◆ **Instructions to follow**
Every line holding the string "Entrees" is to be copied from the entries below.

◆ **Dataset**
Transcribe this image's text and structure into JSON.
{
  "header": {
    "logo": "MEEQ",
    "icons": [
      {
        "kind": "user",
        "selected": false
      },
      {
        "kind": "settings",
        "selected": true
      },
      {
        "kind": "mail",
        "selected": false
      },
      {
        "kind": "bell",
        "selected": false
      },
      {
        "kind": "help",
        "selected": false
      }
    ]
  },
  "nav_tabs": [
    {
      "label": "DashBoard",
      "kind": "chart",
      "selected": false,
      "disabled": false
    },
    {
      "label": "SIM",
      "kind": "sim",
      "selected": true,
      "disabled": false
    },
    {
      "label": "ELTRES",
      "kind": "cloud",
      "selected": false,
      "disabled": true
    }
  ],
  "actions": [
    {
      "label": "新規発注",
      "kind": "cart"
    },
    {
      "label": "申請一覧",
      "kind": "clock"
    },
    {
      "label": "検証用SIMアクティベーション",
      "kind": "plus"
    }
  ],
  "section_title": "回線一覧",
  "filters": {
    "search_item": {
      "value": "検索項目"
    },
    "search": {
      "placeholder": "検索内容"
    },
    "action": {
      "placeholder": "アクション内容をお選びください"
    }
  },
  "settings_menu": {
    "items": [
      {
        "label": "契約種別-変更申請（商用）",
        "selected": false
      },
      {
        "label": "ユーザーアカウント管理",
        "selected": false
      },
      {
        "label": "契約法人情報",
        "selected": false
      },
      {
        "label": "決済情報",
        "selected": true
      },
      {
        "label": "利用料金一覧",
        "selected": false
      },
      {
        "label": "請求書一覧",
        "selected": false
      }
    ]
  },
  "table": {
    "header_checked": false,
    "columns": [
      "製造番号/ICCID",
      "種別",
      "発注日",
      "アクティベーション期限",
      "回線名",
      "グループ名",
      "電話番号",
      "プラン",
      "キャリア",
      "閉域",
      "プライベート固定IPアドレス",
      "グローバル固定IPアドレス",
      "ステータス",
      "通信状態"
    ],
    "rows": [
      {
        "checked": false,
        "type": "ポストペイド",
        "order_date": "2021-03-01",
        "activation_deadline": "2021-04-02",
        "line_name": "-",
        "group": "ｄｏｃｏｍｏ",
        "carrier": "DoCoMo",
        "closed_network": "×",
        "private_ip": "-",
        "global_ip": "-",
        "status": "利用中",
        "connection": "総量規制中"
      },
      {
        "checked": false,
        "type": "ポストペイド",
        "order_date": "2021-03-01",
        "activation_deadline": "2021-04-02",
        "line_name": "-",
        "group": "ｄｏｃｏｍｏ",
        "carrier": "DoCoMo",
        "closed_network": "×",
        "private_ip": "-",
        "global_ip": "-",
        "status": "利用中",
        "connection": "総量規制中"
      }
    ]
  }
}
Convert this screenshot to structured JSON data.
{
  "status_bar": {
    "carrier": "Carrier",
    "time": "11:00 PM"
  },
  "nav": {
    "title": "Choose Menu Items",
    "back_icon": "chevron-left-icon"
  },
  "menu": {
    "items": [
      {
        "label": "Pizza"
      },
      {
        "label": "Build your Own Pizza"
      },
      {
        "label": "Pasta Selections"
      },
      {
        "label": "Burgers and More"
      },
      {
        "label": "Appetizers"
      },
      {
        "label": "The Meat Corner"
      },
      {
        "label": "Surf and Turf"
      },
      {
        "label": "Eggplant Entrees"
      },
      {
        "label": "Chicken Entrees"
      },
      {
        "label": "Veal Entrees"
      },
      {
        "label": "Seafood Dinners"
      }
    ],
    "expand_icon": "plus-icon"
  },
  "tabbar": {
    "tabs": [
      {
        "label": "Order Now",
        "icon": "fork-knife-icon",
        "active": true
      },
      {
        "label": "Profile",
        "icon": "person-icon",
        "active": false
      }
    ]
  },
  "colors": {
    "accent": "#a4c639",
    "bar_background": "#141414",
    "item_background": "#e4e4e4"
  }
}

◆ **The answer**
        "label": "Eggplant Entrees"
        "label": "Chicken Entrees"
        "label": "Veal Entrees"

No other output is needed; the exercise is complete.